**WHAT THE TASK REQUIRES:** Count lines with "UIAccess" below; give only the number.
*** Opening of DATA FOR THE TASK ***
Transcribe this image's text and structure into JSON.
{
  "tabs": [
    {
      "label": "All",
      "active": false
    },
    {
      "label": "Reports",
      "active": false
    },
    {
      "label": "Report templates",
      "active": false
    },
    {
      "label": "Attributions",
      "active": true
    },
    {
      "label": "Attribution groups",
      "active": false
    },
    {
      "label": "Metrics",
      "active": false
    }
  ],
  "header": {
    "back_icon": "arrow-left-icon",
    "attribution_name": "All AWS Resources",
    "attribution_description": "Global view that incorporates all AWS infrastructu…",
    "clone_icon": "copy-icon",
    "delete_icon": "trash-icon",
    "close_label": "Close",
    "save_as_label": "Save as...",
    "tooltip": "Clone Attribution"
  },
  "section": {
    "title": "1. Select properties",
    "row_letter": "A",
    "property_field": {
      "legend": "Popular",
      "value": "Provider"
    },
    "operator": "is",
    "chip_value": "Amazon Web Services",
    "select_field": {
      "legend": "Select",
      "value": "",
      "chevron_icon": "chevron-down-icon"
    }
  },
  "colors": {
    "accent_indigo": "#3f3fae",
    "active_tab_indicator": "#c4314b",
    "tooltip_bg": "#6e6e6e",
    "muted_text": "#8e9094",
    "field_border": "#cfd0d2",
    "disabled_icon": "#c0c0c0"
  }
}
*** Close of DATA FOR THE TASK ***
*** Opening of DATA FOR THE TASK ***
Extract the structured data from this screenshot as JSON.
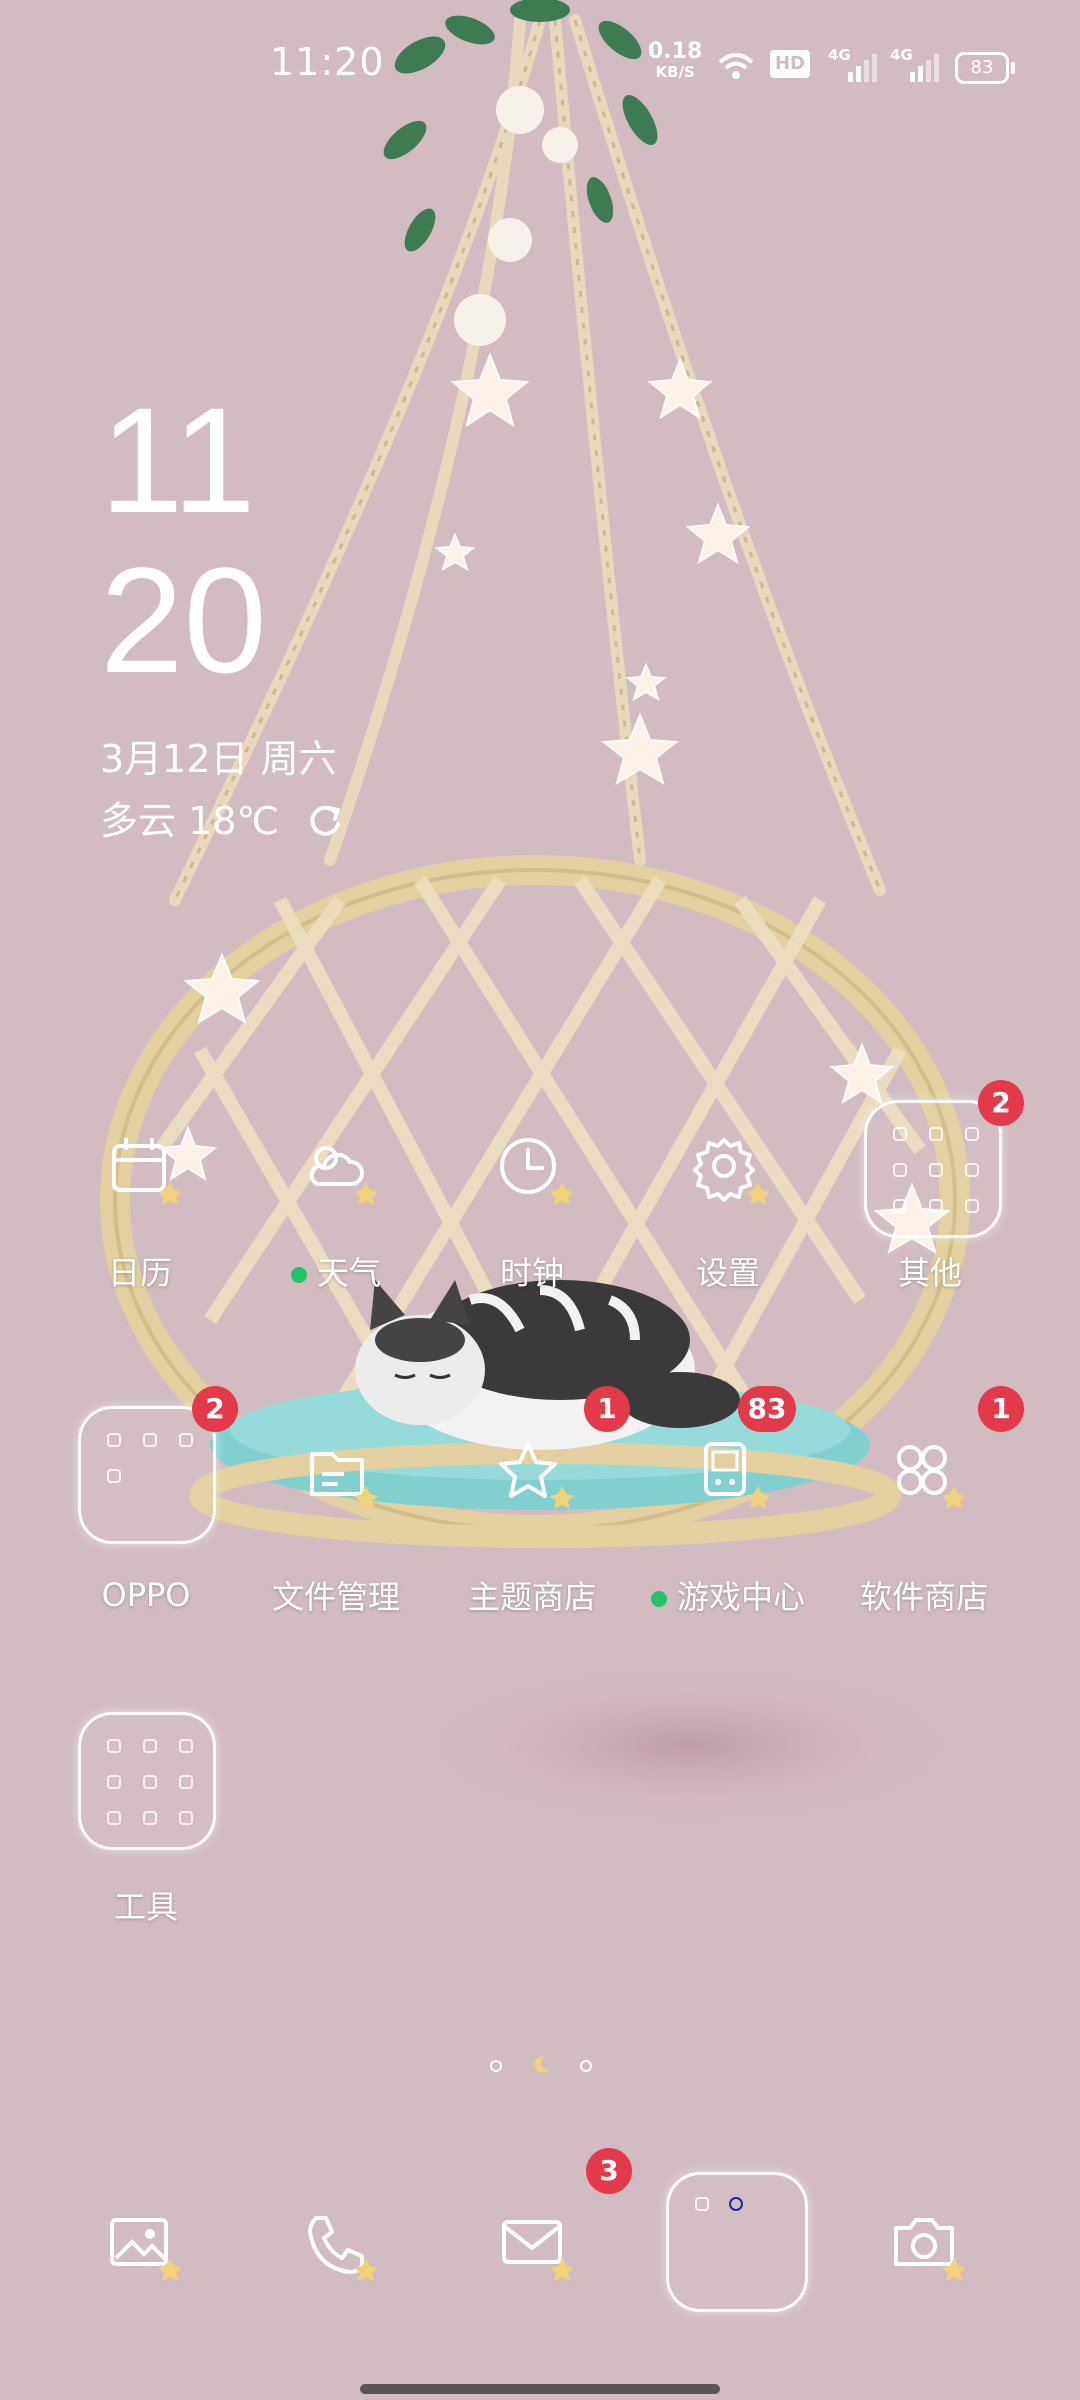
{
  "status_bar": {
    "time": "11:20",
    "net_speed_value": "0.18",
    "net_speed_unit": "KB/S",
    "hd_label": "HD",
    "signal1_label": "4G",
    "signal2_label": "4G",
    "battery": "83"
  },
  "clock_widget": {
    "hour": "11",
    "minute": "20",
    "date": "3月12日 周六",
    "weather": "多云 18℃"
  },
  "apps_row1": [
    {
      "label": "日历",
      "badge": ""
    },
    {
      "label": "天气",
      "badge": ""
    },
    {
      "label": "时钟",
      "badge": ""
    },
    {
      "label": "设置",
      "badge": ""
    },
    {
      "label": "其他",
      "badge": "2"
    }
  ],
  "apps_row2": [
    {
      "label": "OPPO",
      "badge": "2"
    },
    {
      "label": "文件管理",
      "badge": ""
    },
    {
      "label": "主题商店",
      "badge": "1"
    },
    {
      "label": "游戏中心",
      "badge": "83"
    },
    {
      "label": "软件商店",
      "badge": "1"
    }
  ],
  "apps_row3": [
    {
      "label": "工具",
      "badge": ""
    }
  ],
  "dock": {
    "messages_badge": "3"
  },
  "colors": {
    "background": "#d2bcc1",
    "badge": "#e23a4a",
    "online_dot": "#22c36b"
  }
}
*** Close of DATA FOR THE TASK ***
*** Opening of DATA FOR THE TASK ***
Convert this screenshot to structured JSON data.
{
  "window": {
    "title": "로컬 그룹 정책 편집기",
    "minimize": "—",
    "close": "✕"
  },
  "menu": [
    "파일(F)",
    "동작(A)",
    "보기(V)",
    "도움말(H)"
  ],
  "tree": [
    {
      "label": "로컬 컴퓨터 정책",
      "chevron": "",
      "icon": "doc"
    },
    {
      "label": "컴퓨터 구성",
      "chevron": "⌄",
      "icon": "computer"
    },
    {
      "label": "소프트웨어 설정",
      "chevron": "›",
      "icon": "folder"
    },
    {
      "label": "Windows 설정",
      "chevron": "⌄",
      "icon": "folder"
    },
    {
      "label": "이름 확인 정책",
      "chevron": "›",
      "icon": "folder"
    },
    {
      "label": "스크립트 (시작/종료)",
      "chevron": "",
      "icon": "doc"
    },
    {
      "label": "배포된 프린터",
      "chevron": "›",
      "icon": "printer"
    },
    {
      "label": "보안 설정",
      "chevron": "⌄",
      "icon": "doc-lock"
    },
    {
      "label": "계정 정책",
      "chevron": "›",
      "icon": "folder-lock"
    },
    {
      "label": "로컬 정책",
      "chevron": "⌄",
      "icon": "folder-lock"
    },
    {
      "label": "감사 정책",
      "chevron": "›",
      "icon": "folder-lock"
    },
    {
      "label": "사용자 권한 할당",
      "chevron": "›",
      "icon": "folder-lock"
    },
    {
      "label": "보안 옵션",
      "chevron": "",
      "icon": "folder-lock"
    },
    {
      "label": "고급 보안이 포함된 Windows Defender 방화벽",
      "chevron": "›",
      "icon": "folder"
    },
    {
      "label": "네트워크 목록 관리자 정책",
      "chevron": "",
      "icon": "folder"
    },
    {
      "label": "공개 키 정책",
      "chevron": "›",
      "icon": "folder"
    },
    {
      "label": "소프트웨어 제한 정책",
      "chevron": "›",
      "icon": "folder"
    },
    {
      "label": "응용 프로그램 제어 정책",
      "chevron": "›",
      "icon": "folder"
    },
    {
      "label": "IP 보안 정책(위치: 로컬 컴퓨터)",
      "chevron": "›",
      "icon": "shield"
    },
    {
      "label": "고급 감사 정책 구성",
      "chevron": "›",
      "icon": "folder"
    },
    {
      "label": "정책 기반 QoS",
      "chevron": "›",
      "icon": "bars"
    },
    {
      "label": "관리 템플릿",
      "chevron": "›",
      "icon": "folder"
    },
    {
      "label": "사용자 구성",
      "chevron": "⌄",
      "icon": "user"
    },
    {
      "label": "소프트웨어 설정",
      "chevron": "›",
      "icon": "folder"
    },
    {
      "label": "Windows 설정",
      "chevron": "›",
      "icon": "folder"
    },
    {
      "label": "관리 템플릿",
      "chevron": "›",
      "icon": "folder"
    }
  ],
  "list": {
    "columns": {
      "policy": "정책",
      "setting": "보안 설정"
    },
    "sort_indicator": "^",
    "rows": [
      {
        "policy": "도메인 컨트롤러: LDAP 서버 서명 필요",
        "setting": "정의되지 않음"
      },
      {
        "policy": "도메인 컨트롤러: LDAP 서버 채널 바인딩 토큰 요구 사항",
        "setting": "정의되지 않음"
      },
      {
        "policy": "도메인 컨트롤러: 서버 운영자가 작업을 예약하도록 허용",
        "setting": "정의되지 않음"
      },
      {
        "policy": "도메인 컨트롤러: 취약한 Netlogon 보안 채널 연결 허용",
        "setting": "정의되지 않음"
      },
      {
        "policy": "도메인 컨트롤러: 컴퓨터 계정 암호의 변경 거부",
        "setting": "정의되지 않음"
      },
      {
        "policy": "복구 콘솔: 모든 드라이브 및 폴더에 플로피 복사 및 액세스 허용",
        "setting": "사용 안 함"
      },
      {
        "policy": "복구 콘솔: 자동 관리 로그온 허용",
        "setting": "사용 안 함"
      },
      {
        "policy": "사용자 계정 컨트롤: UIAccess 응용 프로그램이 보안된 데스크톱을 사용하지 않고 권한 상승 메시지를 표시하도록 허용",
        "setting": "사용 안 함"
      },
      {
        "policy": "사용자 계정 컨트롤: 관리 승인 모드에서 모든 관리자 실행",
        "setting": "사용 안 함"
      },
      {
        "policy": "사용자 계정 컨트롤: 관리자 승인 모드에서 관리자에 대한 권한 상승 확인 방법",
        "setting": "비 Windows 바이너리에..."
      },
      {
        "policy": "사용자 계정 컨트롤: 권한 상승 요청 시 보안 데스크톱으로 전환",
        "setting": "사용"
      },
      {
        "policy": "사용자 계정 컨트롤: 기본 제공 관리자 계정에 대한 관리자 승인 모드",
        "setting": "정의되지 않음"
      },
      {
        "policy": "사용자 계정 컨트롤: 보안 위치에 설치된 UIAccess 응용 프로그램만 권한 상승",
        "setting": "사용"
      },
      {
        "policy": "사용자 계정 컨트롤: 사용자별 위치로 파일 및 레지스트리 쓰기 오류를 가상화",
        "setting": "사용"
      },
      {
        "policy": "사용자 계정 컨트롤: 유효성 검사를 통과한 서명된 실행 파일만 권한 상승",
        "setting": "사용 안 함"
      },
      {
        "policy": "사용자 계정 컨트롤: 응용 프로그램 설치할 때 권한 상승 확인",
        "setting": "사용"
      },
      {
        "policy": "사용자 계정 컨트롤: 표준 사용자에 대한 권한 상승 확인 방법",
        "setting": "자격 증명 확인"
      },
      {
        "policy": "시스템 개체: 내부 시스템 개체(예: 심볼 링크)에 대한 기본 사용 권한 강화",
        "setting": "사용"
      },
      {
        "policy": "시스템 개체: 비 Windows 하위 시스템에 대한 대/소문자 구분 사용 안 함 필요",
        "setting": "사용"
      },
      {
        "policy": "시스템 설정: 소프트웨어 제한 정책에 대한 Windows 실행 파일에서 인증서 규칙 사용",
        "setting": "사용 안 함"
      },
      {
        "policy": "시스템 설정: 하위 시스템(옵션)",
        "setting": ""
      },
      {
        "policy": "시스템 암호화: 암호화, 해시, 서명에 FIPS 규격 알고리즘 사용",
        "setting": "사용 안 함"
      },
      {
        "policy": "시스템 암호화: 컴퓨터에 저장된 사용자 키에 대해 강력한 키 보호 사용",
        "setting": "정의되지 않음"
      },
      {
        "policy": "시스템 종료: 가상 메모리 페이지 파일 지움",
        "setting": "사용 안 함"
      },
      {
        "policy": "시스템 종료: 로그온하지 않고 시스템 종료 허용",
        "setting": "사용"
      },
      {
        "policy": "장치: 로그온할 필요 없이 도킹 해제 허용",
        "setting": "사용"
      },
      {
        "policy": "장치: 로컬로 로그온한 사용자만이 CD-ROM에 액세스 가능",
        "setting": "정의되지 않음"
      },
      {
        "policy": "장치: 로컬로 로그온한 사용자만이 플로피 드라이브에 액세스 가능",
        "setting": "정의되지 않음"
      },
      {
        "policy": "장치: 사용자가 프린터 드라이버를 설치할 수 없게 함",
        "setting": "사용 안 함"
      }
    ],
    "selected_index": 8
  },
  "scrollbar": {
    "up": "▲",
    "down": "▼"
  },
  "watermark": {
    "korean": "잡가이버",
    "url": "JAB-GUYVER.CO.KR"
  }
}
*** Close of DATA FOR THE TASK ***
**FINISHED EXERCISE:** 2